The largest Catholic celebration of the year in Hungary is connected to Pentecost. It is the Csíksomlyói búcsú, which is visited by hundreds of thousands of believers from Hungary, Transylvania and other places around the world. Csíksomlyó is a symbol of solidarity among Hungarians and represents the nation. Pilgrims have been gathering together at Csíksomlyó for 450 years during Pentecost to honour the Szeklers of Csík who defeated the troops of John Sigismund during the battle of Tolvajos tető. The king tried to force the Szeklers to convert to Protestantism.
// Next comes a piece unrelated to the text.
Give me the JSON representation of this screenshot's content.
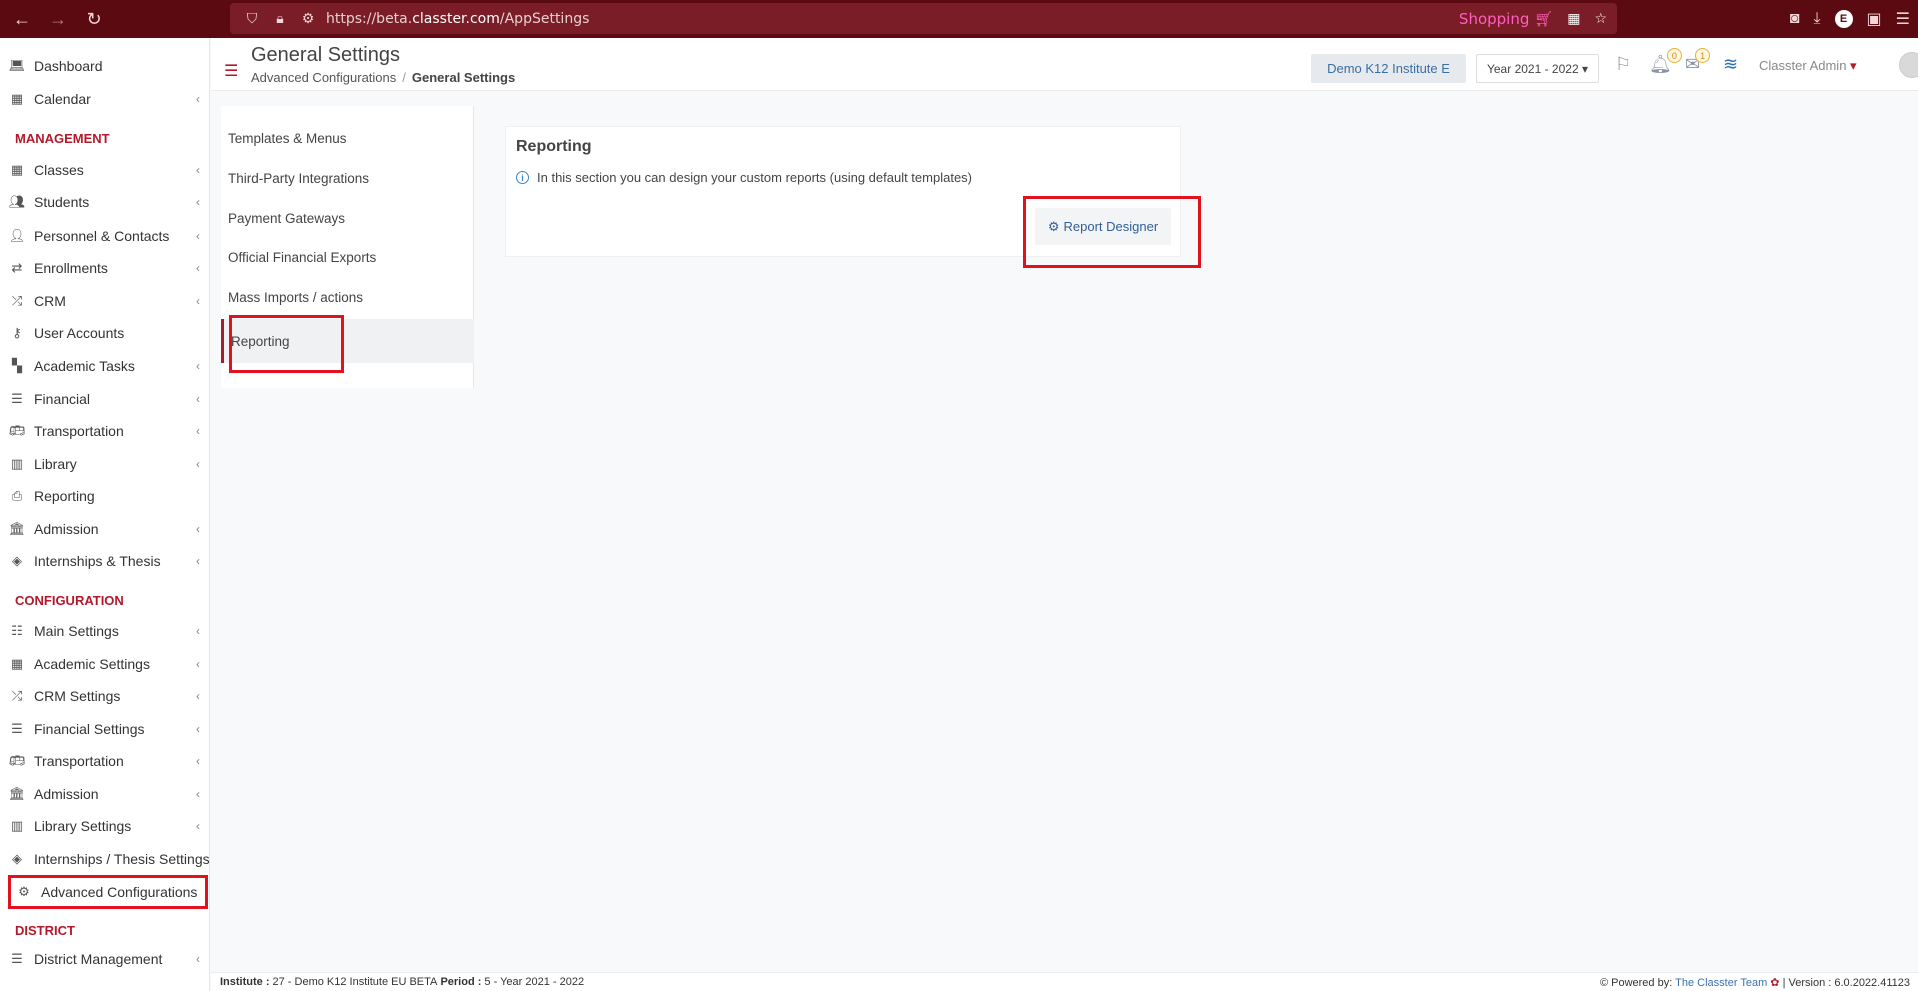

This year, MTI made a special photo series about the Blessed Virgin Mary pilgrim train. More than one thousand pilgrims chose to take on the four-day trip on the pilgrim train to get to Csíksomlyó. You can see some of the photos below:
Meanwhile, the visitors of the 23rd Pentecost Open Cellars celebrated a bit differently in Palkonya, a village belonging to the Villány wine region.
A Pentecostal mass was also held in the renovated place of worship of Pálosszentkút.
In another part of the country, the Archbishop of Esztergom-Budapest, Péter Erdő held a pastoral mass at the Nativity of the Blessed Virgin Mary Church of Máriaremete.
Featured image: MTI
Source: Daily News Hungary